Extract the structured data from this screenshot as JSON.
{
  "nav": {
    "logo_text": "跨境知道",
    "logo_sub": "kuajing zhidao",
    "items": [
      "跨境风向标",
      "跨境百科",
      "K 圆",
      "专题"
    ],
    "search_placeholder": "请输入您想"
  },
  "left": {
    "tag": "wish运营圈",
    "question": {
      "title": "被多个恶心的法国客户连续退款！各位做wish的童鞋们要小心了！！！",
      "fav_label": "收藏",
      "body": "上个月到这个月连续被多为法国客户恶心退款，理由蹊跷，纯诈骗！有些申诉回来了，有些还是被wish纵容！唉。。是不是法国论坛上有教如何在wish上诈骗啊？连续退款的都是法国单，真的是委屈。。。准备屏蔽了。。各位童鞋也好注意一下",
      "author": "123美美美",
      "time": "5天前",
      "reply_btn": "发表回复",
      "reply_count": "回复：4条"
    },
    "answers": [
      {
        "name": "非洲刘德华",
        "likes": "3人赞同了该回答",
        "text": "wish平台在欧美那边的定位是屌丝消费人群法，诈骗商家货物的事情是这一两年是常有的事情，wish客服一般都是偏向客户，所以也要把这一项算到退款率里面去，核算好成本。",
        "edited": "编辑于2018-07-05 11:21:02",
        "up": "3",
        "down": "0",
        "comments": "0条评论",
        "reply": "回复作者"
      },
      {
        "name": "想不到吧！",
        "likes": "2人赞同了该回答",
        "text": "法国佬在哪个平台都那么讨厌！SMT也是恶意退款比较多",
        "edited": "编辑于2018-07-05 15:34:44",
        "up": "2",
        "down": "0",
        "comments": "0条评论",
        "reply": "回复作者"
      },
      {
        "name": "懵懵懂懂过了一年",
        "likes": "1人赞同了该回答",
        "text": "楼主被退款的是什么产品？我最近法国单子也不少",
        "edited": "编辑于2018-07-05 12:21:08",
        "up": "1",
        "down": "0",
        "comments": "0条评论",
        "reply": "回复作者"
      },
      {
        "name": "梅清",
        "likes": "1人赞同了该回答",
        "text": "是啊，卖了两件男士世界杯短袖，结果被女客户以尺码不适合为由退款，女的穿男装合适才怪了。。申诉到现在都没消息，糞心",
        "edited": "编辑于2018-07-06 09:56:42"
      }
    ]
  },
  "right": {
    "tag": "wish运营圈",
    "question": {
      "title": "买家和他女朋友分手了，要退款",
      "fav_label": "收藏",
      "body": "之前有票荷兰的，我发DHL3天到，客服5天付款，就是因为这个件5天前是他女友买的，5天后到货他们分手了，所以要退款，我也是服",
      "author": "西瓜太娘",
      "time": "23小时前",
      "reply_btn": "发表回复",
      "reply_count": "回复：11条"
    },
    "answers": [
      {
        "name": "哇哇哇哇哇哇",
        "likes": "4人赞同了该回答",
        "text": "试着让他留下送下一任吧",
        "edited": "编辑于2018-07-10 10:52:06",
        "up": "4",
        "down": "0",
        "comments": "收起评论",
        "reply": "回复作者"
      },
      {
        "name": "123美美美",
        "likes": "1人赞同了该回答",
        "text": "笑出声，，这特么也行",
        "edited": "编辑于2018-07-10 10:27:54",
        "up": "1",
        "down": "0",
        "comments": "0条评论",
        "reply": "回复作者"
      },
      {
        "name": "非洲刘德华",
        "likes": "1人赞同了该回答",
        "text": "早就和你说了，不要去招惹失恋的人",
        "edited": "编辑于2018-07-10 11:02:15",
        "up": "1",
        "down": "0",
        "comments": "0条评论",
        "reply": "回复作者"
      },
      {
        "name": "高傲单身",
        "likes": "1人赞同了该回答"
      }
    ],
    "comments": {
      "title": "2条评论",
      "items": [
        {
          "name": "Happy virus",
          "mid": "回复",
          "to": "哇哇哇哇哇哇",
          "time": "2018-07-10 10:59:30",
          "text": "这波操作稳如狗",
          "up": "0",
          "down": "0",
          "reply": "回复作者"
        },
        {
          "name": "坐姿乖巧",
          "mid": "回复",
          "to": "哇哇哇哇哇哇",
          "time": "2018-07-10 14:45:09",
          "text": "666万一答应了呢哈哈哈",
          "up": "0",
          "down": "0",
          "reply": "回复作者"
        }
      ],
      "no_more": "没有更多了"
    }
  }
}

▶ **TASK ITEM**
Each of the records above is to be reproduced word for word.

▶ **REPLY TO THE TASK**
Extract the structured data from this screenshot as JSON.
{
  "nav": {
    "logo_text": "跨境知道",
    "logo_sub": "kuajing zhidao",
    "items": [
      "跨境风向标",
      "跨境百科",
      "K 圆",
      "专题"
    ],
    "search_placeholder": "请输入您想"
  },
  "left": {
    "tag": "wish运营圈",
    "question": {
      "title": "被多个恶心的法国客户连续退款！各位做wish的童鞋们要小心了！！！",
      "fav_label": "收藏",
      "body": "上个月到这个月连续被多为法国客户恶心退款，理由蹊跷，纯诈骗！有些申诉回来了，有些还是被wish纵容！唉。。是不是法国论坛上有教如何在wish上诈骗啊？连续退款的都是法国单，真的是委屈。。。准备屏蔽了。。各位童鞋也好注意一下",
      "author": "123美美美",
      "time": "5天前",
      "reply_btn": "发表回复",
      "reply_count": "回复：4条"
    },
    "answers": [
      {
        "name": "非洲刘德华",
        "likes": "3人赞同了该回答",
        "text": "wish平台在欧美那边的定位是屌丝消费人群法，诈骗商家货物的事情是这一两年是常有的事情，wish客服一般都是偏向客户，所以也要把这一项算到退款率里面去，核算好成本。",
        "edited": "编辑于2018-07-05 11:21:02",
        "up": "3",
        "down": "0",
        "comments": "0条评论",
        "reply": "回复作者"
      },
      {
        "name": "想不到吧！",
        "likes": "2人赞同了该回答",
        "text": "法国佬在哪个平台都那么讨厌！SMT也是恶意退款比较多",
        "edited": "编辑于2018-07-05 15:34:44",
        "up": "2",
        "down": "0",
        "comments": "0条评论",
        "reply": "回复作者"
      },
      {
        "name": "懵懵懂懂过了一年",
        "likes": "1人赞同了该回答",
        "text": "楼主被退款的是什么产品？我最近法国单子也不少",
        "edited": "编辑于2018-07-05 12:21:08",
        "up": "1",
        "down": "0",
        "comments": "0条评论",
        "reply": "回复作者"
      },
      {
        "name": "梅清",
        "likes": "1人赞同了该回答",
        "text": "是啊，卖了两件男士世界杯短袖，结果被女客户以尺码不适合为由退款，女的穿男装合适才怪了。。申诉到现在都没消息，糞心",
        "edited": "编辑于2018-07-06 09:56:42"
      }
    ]
  },
  "right": {
    "tag": "wish运营圈",
    "question": {
      "title": "买家和他女朋友分手了，要退款",
      "fav_label": "收藏",
      "body": "之前有票荷兰的，我发DHL3天到，客服5天付款，就是因为这个件5天前是他女友买的，5天后到货他们分手了，所以要退款，我也是服",
      "author": "西瓜太娘",
      "time": "23小时前",
      "reply_btn": "发表回复",
      "reply_count": "回复：11条"
    },
    "answers": [
      {
        "name": "哇哇哇哇哇哇",
        "likes": "4人赞同了该回答",
        "text": "试着让他留下送下一任吧",
        "edited": "编辑于2018-07-10 10:52:06",
        "up": "4",
        "down": "0",
        "comments": "收起评论",
        "reply": "回复作者"
      },
      {
        "name": "123美美美",
        "likes": "1人赞同了该回答",
        "text": "笑出声，，这特么也行",
        "edited": "编辑于2018-07-10 10:27:54",
        "up": "1",
        "down": "0",
        "comments": "0条评论",
        "reply": "回复作者"
      },
      {
        "name": "非洲刘德华",
        "likes": "1人赞同了该回答",
        "text": "早就和你说了，不要去招惹失恋的人",
        "edited": "编辑于2018-07-10 11:02:15",
        "up": "1",
        "down": "0",
        "comments": "0条评论",
        "reply": "回复作者"
      },
      {
        "name": "高傲单身",
        "likes": "1人赞同了该回答"
      }
    ],
    "comments": {
      "title": "2条评论",
      "items": [
        {
          "name": "Happy virus",
          "mid": "回复",
          "to": "哇哇哇哇哇哇",
          "time": "2018-07-10 10:59:30",
          "text": "这波操作稳如狗",
          "up": "0",
          "down": "0",
          "reply": "回复作者"
        },
        {
          "name": "坐姿乖巧",
          "mid": "回复",
          "to": "哇哇哇哇哇哇",
          "time": "2018-07-10 14:45:09",
          "text": "666万一答应了呢哈哈哈",
          "up": "0",
          "down": "0",
          "reply": "回复作者"
        }
      ],
      "no_more": "没有更多了"
    }
  }
}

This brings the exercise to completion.